═════ Extracted information ═════

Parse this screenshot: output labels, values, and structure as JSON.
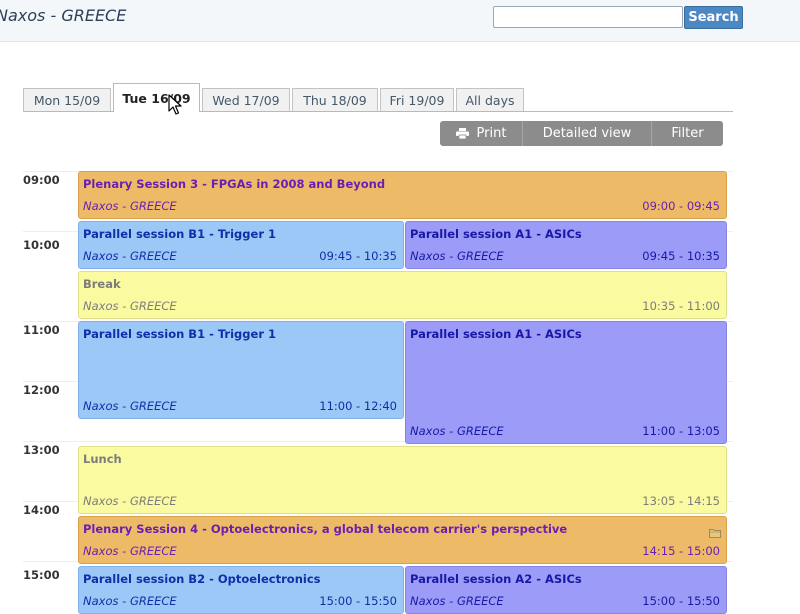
{
  "header": {
    "title": "Naxos - GREECE",
    "search": {
      "value": "",
      "placeholder": ""
    },
    "search_button": "Search"
  },
  "tabs": [
    {
      "label": "Mon 15/09",
      "active": false
    },
    {
      "label": "Tue 16/09",
      "active": true
    },
    {
      "label": "Wed 17/09",
      "active": false
    },
    {
      "label": "Thu 18/09",
      "active": false
    },
    {
      "label": "Fri 19/09",
      "active": false
    },
    {
      "label": "All days",
      "active": false
    }
  ],
  "toolbar": {
    "print": "Print",
    "detailed_view": "Detailed view",
    "filter": "Filter"
  },
  "hours": [
    "09:00",
    "10:00",
    "11:00",
    "12:00",
    "13:00",
    "14:00",
    "15:00"
  ],
  "events": [
    {
      "title": "Plenary Session 3 - FPGAs in 2008 and Beyond",
      "room": "Naxos - GREECE",
      "time": "09:00 - 09:45",
      "kind": "plenary"
    },
    {
      "title": "Parallel session B1 - Trigger 1",
      "room": "Naxos - GREECE",
      "time": "09:45 - 10:35",
      "kind": "blue"
    },
    {
      "title": "Parallel session A1 - ASICs",
      "room": "Naxos - GREECE",
      "time": "09:45 - 10:35",
      "kind": "purple"
    },
    {
      "title": "Break",
      "room": "Naxos - GREECE",
      "time": "10:35 - 11:00",
      "kind": "break"
    },
    {
      "title": "Parallel session B1 - Trigger 1",
      "room": "Naxos - GREECE",
      "time": "11:00 - 12:40",
      "kind": "blue"
    },
    {
      "title": "Parallel session A1 - ASICs",
      "room": "Naxos - GREECE",
      "time": "11:00 - 13:05",
      "kind": "purple"
    },
    {
      "title": "Lunch",
      "room": "Naxos - GREECE",
      "time": "13:05 - 14:15",
      "kind": "break"
    },
    {
      "title": "Plenary Session 4 - Optoelectronics, a global telecom carrier's perspective",
      "room": "Naxos - GREECE",
      "time": "14:15 - 15:00",
      "kind": "plenary",
      "icon": "folder-icon"
    },
    {
      "title": "Parallel session B2 - Optoelectronics",
      "room": "Naxos - GREECE",
      "time": "15:00 - 15:50",
      "kind": "blue"
    },
    {
      "title": "Parallel session A2 - ASICs",
      "room": "Naxos - GREECE",
      "time": "15:00 - 15:50",
      "kind": "purple"
    }
  ],
  "colors": {
    "plenary": "#edbb68",
    "parallel_b": "#9cc8f8",
    "parallel_a": "#9c9cf8",
    "break": "#fafaa0",
    "search_button": "#4b88c4",
    "toolbar": "#8c8c8c"
  }
}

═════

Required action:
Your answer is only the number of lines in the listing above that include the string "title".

Result for this exercise:
11